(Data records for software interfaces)
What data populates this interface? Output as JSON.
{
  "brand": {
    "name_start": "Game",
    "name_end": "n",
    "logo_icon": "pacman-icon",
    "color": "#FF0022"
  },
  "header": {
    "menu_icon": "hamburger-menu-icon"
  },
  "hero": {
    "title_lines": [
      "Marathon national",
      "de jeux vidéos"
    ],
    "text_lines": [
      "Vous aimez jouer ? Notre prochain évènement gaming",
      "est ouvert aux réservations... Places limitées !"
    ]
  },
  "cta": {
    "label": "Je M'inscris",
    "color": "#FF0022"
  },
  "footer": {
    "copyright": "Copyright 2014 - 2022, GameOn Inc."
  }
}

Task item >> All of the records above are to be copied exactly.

Answer to this exercise >>
What data populates this interface? Output as JSON.
{
  "brand": {
    "name_start": "Game",
    "name_end": "n",
    "logo_icon": "pacman-icon",
    "color": "#FF0022"
  },
  "header": {
    "menu_icon": "hamburger-menu-icon"
  },
  "hero": {
    "title_lines": [
      "Marathon national",
      "de jeux vidéos"
    ],
    "text_lines": [
      "Vous aimez jouer ? Notre prochain évènement gaming",
      "est ouvert aux réservations... Places limitées !"
    ]
  },
  "cta": {
    "label": "Je M'inscris",
    "color": "#FF0022"
  },
  "footer": {
    "copyright": "Copyright 2014 - 2022, GameOn Inc."
  }
}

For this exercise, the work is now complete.